Aguri Suzuki

Born:
8th September 1960 (Age 59)
Tokyo
Nationality:
Japanese
Most recent race (in database):
Biography

Aguri Suzuki was his country’s first driver to stand on a Formula 1 podium and has been successful as a driver and entrant in Indycars, GTs, national Formula 3000 and saloons. However, it is for his failed Super Aguri concern that he is best known among recent Grand Prix enthusiasts.

The scenes at the 1990 Japanese GP were electric as Suzuki’s Larrousse Lola-Lamborghini reeled off the laps and finished in third position. As he emerged onto the podium alongside Benetton’s Nelson Piquet and Roberto Moreno, Suzuka erupted in a joyous expression of national pride.

Early racing career

It had been a long ascent to that moment for someone who had started racing karts in 1972. Crowned national champion in 1978, he switched to cars a year later in the Japanese Formula 3 Championship. Six years in the category included finishing as runner-up in 1983 with a Hayashi-Toyota and 1985 for Central 20 Racing. That success led to a Nissan contract for touring cars and he won the 1986 Japanese title with co-driver Takao Wada.

Formula 1 with Larrousse, Zakspeed and Footwork

Suzuki graduated to Japanese F3000 with Footwork’s March-Yamaha in 1987 and 1988. He finished as runner-up behind Kazuyoshi Hoshino in his rookie year and narrowly beat the veteran to the 1988 title. Those performances launched Suzuki as Japan’s newest F1 hopeful and he made his debut for Larrousse Lola in the 1988 Japanese GP.

He signed with the Zakspeed-Yamaha F1 team for 1989 but ended the year with an unhappy record – the only driver to fail to pre-qualify for all 16 races. However, with backing from Japanese sponsors, Suzuki rejoined Larrousse for the 1990 season. Sixth in the British and Spanish GPs, that glorious day in front of his home crowd clinched 10th in the world championship.
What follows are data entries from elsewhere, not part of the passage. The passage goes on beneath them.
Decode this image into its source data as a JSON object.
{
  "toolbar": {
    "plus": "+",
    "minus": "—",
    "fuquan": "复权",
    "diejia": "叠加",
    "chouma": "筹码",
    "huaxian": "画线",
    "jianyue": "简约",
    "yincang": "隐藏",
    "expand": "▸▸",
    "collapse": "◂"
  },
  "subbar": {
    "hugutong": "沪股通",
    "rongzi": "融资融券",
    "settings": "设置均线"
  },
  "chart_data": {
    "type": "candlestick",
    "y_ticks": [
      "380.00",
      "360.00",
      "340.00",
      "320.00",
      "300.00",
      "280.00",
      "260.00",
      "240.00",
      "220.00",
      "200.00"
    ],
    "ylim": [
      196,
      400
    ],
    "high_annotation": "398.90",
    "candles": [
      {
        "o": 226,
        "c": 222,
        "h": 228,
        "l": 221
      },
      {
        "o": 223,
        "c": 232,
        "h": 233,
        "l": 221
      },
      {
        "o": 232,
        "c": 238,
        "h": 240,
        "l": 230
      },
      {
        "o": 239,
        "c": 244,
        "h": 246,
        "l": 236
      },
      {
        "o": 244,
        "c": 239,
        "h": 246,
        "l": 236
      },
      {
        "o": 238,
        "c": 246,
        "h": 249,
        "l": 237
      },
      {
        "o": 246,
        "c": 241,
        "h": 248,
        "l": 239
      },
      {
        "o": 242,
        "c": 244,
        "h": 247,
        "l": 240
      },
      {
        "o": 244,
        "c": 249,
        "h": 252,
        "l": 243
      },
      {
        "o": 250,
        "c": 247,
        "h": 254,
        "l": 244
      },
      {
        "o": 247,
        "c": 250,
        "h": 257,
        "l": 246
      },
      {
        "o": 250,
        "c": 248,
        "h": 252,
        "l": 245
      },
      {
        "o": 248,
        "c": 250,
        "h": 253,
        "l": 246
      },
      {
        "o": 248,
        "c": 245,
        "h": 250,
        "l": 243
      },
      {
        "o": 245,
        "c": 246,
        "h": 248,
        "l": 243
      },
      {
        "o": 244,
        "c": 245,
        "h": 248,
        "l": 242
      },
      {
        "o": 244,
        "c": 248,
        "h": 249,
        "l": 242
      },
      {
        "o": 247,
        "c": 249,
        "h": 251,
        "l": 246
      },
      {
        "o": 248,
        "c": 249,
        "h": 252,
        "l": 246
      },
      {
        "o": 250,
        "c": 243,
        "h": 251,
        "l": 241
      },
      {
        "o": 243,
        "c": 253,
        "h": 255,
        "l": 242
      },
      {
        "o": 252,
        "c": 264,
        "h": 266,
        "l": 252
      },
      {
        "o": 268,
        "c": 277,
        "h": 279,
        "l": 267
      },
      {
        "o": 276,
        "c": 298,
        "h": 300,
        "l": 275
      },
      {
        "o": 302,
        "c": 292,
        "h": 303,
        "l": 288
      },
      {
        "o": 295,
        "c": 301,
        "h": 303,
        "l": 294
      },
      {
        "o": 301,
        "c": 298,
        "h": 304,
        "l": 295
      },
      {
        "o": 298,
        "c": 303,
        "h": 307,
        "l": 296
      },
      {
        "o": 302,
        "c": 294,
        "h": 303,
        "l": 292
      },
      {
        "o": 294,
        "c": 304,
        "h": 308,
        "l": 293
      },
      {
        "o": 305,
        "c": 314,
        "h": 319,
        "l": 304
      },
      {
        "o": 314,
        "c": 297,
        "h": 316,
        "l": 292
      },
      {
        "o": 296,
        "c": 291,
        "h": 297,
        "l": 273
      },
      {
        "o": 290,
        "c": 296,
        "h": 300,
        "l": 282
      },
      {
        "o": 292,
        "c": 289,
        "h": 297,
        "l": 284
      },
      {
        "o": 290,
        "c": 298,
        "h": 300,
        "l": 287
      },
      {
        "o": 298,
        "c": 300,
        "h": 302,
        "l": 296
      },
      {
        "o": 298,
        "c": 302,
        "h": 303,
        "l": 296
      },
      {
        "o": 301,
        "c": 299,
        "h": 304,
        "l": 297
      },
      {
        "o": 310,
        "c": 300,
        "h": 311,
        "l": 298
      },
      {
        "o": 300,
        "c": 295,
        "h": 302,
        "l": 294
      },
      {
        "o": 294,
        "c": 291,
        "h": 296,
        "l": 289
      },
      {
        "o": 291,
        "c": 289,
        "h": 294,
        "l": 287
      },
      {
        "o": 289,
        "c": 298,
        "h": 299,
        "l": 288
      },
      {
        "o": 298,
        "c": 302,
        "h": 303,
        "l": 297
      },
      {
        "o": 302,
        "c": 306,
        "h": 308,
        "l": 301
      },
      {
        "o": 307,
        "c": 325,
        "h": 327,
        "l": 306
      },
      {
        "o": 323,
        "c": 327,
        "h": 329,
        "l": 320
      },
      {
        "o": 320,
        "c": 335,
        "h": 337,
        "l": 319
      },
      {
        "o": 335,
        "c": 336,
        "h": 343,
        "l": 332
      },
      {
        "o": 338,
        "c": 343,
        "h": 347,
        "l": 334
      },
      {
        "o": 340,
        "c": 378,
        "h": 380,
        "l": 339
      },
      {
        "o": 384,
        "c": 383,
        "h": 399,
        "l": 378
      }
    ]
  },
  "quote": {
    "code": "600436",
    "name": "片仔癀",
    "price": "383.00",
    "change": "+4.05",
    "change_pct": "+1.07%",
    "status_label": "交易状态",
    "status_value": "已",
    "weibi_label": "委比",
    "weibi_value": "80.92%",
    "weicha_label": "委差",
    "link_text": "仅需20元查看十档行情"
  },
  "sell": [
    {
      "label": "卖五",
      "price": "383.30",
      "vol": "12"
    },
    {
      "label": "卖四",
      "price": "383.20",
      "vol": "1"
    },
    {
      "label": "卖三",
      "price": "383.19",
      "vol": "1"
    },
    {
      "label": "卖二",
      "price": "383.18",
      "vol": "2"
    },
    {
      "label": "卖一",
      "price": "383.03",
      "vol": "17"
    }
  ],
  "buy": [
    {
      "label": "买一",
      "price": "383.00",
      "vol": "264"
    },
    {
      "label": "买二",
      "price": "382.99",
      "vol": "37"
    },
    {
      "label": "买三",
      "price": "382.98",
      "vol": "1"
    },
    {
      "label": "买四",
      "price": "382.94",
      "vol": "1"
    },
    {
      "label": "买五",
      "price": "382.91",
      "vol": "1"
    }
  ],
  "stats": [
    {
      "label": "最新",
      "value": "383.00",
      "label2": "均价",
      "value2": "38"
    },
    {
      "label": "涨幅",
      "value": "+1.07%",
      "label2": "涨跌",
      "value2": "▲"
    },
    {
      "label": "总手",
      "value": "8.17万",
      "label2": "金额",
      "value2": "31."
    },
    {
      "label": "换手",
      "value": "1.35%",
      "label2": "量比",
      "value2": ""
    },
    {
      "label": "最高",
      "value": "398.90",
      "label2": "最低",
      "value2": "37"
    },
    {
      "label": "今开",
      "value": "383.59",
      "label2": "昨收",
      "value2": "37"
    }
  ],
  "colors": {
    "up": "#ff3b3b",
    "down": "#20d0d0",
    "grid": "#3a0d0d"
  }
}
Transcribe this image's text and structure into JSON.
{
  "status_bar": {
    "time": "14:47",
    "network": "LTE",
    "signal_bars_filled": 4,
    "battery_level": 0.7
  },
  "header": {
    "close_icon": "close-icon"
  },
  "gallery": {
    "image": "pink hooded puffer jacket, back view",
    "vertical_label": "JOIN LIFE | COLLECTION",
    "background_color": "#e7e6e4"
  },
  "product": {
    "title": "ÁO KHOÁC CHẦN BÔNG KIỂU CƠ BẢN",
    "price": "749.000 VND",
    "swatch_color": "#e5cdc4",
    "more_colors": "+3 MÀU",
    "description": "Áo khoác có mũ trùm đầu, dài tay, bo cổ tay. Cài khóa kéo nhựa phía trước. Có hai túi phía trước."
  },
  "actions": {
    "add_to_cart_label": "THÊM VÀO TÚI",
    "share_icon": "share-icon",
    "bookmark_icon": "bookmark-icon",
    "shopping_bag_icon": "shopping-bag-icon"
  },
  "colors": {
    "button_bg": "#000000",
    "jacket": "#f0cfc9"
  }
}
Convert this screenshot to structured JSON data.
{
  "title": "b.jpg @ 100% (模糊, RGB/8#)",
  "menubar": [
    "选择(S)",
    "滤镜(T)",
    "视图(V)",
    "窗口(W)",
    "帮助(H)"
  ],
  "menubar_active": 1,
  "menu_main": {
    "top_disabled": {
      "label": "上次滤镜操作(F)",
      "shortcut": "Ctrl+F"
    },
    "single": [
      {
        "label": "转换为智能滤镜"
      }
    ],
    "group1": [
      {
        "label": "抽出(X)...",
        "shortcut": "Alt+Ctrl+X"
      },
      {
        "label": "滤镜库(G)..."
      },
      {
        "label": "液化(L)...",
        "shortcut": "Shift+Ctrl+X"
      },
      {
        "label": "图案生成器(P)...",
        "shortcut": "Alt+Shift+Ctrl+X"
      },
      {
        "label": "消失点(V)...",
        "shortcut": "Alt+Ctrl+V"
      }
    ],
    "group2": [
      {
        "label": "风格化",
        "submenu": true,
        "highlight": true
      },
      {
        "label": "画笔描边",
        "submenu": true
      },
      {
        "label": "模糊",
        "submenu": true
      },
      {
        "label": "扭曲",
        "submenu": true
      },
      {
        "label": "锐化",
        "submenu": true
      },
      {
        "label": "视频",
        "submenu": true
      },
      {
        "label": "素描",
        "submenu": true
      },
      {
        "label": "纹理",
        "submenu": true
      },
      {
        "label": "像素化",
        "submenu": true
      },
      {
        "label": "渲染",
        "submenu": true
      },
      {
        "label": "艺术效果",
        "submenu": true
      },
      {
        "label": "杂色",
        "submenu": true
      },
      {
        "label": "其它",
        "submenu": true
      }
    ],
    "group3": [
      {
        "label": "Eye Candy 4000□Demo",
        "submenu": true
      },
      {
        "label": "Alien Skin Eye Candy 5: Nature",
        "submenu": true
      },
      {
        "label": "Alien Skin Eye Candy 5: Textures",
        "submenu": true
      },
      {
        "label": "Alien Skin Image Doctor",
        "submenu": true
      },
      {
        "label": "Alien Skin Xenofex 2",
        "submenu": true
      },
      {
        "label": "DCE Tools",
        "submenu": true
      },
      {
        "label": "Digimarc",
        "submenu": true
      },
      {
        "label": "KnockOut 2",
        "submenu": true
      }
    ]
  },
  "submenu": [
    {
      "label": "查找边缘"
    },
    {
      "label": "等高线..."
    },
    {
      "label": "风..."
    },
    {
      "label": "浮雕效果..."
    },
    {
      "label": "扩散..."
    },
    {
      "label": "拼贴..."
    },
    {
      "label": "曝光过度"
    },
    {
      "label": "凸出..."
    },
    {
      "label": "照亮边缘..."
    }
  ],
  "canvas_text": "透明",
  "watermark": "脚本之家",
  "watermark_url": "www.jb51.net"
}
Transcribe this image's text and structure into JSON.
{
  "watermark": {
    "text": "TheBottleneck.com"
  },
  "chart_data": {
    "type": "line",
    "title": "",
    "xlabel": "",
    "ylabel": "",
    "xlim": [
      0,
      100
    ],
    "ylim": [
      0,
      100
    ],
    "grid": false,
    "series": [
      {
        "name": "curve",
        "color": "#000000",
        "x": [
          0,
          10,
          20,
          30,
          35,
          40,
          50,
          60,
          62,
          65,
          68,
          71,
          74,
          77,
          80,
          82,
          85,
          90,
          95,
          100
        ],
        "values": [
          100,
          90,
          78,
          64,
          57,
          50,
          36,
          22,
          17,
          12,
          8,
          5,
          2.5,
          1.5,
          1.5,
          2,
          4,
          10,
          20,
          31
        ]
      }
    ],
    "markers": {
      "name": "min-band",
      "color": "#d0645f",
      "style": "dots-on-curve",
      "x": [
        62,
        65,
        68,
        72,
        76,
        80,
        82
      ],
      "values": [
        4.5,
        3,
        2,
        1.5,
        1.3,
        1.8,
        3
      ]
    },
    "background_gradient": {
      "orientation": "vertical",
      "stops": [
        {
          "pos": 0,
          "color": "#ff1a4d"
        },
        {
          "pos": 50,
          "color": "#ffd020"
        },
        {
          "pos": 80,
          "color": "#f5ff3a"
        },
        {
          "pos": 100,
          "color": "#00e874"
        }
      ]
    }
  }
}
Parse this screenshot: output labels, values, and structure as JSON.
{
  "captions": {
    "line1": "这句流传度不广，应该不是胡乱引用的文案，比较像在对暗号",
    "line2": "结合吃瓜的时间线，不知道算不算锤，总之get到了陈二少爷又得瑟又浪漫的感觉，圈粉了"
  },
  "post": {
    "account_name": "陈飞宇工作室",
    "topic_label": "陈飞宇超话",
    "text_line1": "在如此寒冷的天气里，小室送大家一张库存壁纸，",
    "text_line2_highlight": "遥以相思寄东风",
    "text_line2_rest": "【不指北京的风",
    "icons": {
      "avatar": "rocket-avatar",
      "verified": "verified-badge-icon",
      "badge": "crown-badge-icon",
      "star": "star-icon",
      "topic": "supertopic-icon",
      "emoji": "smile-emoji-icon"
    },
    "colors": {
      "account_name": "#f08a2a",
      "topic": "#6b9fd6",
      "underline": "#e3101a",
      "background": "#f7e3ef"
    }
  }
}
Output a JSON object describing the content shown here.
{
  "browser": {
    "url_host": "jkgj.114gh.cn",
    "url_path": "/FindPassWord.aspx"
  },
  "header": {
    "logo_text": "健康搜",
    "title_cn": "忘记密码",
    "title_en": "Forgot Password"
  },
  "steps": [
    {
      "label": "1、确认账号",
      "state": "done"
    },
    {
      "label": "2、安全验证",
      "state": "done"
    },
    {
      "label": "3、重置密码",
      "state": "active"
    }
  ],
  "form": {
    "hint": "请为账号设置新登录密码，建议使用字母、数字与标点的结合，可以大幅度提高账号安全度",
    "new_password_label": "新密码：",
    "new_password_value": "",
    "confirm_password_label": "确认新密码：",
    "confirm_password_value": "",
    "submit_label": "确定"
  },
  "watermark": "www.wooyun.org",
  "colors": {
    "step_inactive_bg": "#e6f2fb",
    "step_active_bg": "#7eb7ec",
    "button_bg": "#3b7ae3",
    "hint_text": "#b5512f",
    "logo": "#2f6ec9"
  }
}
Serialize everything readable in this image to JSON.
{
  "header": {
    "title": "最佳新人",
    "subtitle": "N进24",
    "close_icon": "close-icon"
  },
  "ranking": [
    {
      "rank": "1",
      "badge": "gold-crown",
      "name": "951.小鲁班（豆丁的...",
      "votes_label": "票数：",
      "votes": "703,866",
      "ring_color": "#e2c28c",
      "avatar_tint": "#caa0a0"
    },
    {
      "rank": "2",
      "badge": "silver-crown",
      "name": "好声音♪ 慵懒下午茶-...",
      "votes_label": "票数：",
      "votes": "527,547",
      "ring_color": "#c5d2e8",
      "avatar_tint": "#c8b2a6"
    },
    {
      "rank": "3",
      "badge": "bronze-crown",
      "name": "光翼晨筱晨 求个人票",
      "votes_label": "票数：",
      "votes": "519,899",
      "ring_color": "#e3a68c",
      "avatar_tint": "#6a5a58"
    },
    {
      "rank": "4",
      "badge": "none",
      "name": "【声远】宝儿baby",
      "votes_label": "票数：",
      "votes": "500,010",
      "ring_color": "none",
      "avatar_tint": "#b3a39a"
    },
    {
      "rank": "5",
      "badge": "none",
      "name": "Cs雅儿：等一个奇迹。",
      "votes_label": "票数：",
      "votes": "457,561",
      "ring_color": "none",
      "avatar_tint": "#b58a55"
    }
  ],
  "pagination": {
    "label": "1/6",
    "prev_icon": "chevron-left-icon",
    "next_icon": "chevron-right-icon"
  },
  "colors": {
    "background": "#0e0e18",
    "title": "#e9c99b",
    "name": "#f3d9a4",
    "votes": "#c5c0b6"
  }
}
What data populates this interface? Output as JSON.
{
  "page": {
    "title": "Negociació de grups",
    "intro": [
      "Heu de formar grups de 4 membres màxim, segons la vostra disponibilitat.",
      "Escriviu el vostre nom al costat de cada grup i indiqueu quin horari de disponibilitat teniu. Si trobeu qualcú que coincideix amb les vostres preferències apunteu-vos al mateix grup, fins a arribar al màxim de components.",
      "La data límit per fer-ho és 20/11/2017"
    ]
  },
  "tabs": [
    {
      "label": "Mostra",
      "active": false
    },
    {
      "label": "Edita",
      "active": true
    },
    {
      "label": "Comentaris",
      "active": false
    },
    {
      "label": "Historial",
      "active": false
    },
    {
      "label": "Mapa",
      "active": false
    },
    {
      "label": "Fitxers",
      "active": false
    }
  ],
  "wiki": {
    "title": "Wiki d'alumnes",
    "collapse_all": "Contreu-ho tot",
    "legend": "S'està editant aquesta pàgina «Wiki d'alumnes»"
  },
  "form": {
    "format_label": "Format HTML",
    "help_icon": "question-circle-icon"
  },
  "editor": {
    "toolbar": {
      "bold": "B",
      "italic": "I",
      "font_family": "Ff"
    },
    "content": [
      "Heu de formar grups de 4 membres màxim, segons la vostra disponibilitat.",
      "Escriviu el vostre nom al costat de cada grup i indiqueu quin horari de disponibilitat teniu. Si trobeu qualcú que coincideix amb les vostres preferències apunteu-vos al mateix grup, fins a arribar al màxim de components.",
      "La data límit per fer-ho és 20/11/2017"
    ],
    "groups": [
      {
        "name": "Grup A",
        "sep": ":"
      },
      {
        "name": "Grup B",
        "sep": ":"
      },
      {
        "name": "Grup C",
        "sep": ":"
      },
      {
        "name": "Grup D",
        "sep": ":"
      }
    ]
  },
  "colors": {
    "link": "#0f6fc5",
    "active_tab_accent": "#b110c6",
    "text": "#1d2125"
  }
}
Sixth in the 1991 United States GP at the start of an increasingly disappointing campaign, Suzuki moved to Arrows (now owned by and renamed as Footwork) for 1992 but he endured two seasons with the Mugen-powered team without so much as a championship point.

Final races for Jordan and Ligier

A one-off with Jordan in 1994 Pacific GP at Aida was followed by an arrangement to alternate a Ligier drive with Martin Brundle during 1995. Those final GPs of Suzuki’s career included sixth place in Germany. However, Suzuki crashed during qualifying at Suzuka and suffered damaged vertebrae and internal bleeding.

He returned to Japanese racing and finished third in the 1998 Le Mans 24 Hours with a works Nissan R390 that he shared with Hoshino and Masahiko Kageyama. Suzuki retired as a driver two years later but the Super Aguri brand was born with his growing team ownership. That included the ill-fated, Honda-backed F1 team that operated from 2006 to 2008.